Gaston Hall in the Healy Building and the Davis Performing Arts Center, are located on Georgetown University’s main campus, located at 37th and O Streets, NW in Washington, DC. Visit or call 202-687-ARTS (2787) M-F 11 a.m.-3 p.m.

Professors Cynthia P. Schneider and Derek Goldman are available for interviews and to answer questions.

Media contact:
Laura Mertens
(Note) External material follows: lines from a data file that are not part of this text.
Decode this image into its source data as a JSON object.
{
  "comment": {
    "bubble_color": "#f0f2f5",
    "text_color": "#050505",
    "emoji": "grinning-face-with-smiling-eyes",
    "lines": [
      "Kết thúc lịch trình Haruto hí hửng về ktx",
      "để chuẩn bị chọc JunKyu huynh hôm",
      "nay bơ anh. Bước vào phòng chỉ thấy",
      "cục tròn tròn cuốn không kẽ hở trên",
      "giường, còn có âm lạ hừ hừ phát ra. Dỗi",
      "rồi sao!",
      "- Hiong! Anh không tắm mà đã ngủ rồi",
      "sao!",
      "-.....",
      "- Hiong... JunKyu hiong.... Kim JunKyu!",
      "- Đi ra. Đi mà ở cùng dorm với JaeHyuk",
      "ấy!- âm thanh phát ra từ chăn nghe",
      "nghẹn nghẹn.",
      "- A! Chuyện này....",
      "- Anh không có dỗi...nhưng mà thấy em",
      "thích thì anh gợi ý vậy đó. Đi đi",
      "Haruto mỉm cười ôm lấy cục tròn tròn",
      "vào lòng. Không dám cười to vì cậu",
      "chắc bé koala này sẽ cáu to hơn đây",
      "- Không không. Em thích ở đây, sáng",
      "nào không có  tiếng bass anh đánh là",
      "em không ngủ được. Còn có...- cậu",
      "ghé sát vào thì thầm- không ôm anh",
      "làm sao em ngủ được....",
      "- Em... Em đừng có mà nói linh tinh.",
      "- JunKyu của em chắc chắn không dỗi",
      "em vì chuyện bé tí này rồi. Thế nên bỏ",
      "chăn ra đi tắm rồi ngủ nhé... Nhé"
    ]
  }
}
The LABORATORY FOR GLOBAL PERFORMANCE AND POLITICS AT GEORGETOWN UNIVERSITY is a joint initiative of the Theater and Performance Studies Program and the School of Foreign Service. Led by Profs. Derek Goldman and Cynthia Schneider, the Laboratory leverages Georgetown University’s distinctive strengths in international relations and theatrical performance to develop new interdisciplinary approaches to studying the power of the performing arts to advance peace, social justice, and increased understanding and collaboration across peoples and cultures. In addition, the Lab is a generative creative space to foster, nurture and realize collaborative artistic projects that epitomize these goals. Finally, the Lab is a hub and a resource center that, in actual and virtual spaces, brings together an expansive global network of artists, policymakers, scholars, cultural organizations, embassies, faculty, and students.

ANNA DEAVERE SMITH is an actress and playwright who is said to have created a new form of theater. She has won numerous awards, among them two Tony nominations, a MacArthur fellowship, the Dorothy and Lillian Gish Prize, and others. She was runner-up for the Pulitzer Prize for her play Fires in the Mirror. Her play “Let Me Down Easy,” toured the U.S. and was recently broadcast on PBS’s Great Performances. In popular culture you have seen her in “Nurse Jackie,” “The West Wing,” “The American President,” “Philadelphia,” others. Honorary degrees include those from Juilliard, John Jay College of Criminal Justice, Northwestern, Haverford, and Radcliffe. She has served as Artist in Residence at several organizations as varied as MTV Networks and Grace Cathedral, San Francisco. She teaches at New York University and is the founding director of Anna Deavere Smith Works: A Place for Artistic Excellence and Social Change.

JOSHUA ROMAN, “a cellist of extraordinary technical and musical gifts” (San Francisco Chronicle), has earned national renown as a cellist for performing a wide range of repertoire with an absolute commitment to communicating the essence of the music at its most organic level. He’s also recognized as an accomplished curator and programmer, particularly in his work as Artistic Director of Seattle Town Hall’s TownMusic series, with a vision to engage and expand the classical music audience. For his ongoing creative initiatives on behalf of classical music, Roman was named a 2011 TED Fellow, joining a select group of next generation innovators of unusual accomplishments who show potential to positively affect the world.

In the 2012/13 season, Roman made his Los Angeles Philharmonic debut, performing Osvaldo Golijov’s Azul under conductor Marin Alsop. Other highlights include concerto performances with the New World Symphony, the Alabama Symphony, and the world premiere of a new cello concerto by Pulitzer Prize-winner Aaron Jay Kernis with the ProMusica Chamber Orchestra, as well as recitals in Vancouver, Chicago, Denver, and Seattle. Roman’s adventurous spirit has led to collaborations with artists outside of the music community, including his co-creation of On Grace with Anna Deveare Smith, a work for actor and cello which premiered in February 2012 at San Francisco’s Grace Cathedral.

The Oklahoma City native began playing the cello at the age of three on a quarter-size instrument, and gave his first public recital at age 10. Home-schooled until he was 16, Roman then pursued his musical studies at the Cleveland Institute of Music where he received his Bachelor’s and Master’s degrees in Cello Performance. He is grateful for the loan of an 1899 cello by Giulio Degani of Venice.